Over the last week, US tech companies expelled Alex Jones, a conspiracy theorist, and his site InfoWars from their platforms. Facebook and YouTube kicked him off, and Apple stripped his podcast from iTunes, holding that it was hate speech. But over on Twitter, Jones still happily tweets away to his more than 800,000 followers. Company founder Jack Dorsey defended the decision, saying Jones had done nothing to violate the site’s terms of services, even though he has used it to spread hate speech, spread misinformation, and attack victims of mass shootings.

The divisions in social media over what to do with Alex Jones are just a small part of the widening debate over how media organisations deal with growing radicalism, especially white nationalism, in the United States. Does denying hatemongers a platform diminish their power or bolster their persecution complex? Does coverage of white nationalists expose the odiousness of their ideas or give them a platform to propagandise?

In the past three years, as Donald Trump’s campaign and presidency emboldened the alt-right, white nationalists, and conspiracy theorists, these questions have become more pressing. And media companies are still struggling to develop a set of best practices – in part, because they are still struggling to clarify their values.

For news media, the issue of what to do with white nationalists has been especially pressing in the last week, as we approached the anniversary of last year’s white nationalist and neo-Nazi violence that left three people dead and scores injured. While interviewing witnesses, survivors, and activists is an easy call, interviewing those who marched on the city with torches shouting “Jews will not replace us!” is less so.

A recent National Public Radio interview with Jason Kessler, the organiser of last year’s deadly violence in Charlottesville, shows the perils of giving a white nationalist a microphone. Kessler, who calls himself a “white advocate,” used the appearance to promote the idea that there’s nothing wrong with advocating for the white race, then argued that black people had low IQs. There was little pushback from the interviewer.

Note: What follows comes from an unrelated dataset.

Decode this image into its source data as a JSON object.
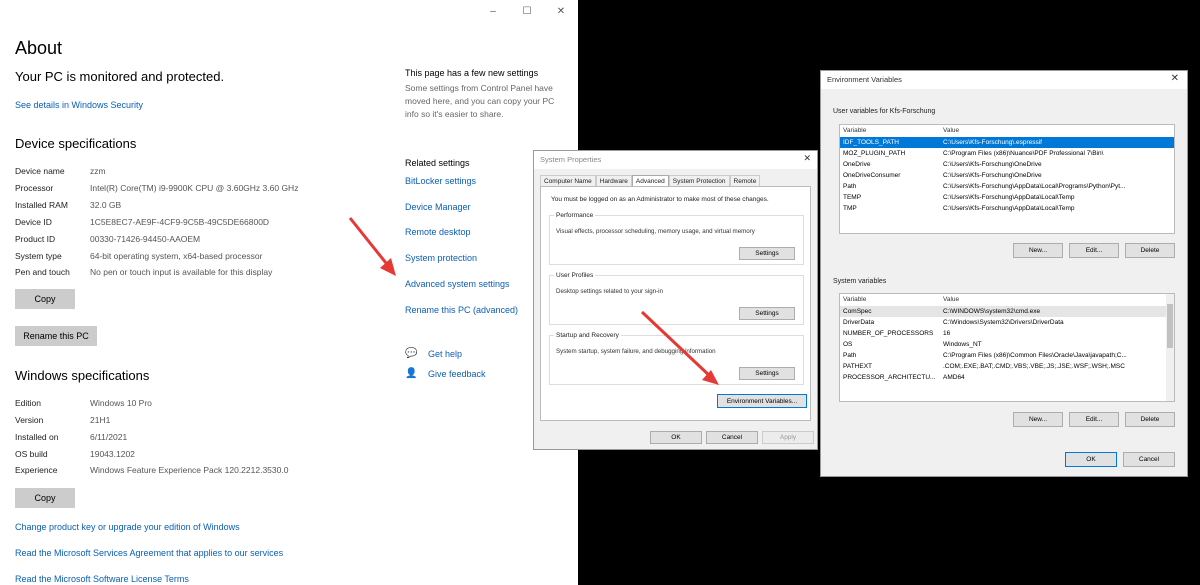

Perhaps just as bad, NPR then “balanced” the Kessler interview with an interview with a Black Lives Matter activist. That type of “both sides” reporting not only legitimates the idea that white nationalism is a valid view but equates it with an organisation fighting against police brutality against black people. In trying to promote its values of balance and neutrality, NPR helped a white nationalist spread his message.

Of course, NPR is only one example. That’s why anti-racist activists now rely on the Charlottesville Anti-Racist Media Liaisons, a group that vets interview requests to ensure that no white nationalists will be interviewed for the program. Their motto: “No platform for white supremacy.” If the reporter doesn’t agree, they don’t grant the interview request.

There’s another reason not to interview people like Jason Kessler, one that guided my decision not to include white nationalist voices in a podcast series I did on the violence in Charlottesville last year: media attention spurs them on, encouraging them to stage more events in an attempt to draw even more attention. And given that their events have rarely been nonviolent, that seems like an unnecessary risk, especially given how many other ways there are to investigate the views of white nationalists beside interviewing them.

The de-platforming philosophy of anti-racist activists in Charlottesville has also guided tech companies. In the aftermath of last year’s violence, website hosts like Squarespace booted white nationalists off their platforms. Online payment systems like PayPal did the same, making it far more difficult for racist organisations and individuals to raise money for their cause. At one point, the neo-Nazi website Daily Stormer could only operate on the dark web, because no company would host them.

Social media platforms like Twitter have been more inconsistent. Twitter has at times suspended white nationalist accounts – which led alt-right advocates to start their own social media platform, Gab – but has almost always allowed them back on the site. In the months after the violence in Charlottesville, Twitter verified Jason Kessler’s account, giving it a blue checkmark that is seen as a badge of legitimacy and prestige. The backlash was so intense that Twitter suspended its verification process. (Nearly a year later, it still hasn’t reopened its process.)

Twitter’s unwillingness to de-platform white nationalists leaders reflects some of the company’s core beliefs, especially its belief that the company is a force of good in the world, that by giving everyone a platform, they are making the world a more democratic, more open, and better place. It also heavily favours controversy-avoidance, positioning itself as a defender of free speech from the forces of intolerance, rather than an amplifier of those forces.

News and tech companies face the same problem: crucial parts of an open society, they can also be manipulated by the forces of illiberalism to attack that open society. This is what Karl Popper, in his 1945 book The Open Society and Its Enemies, called “the paradox of tolerance”. In the United States and elsewhere, that paradox has become increasingly important to understand as anti-democratic and authoritarian forces gain power. And until they take it more seriously, our media organisations will not be bulwarks against illiberalism, but key players in its advance.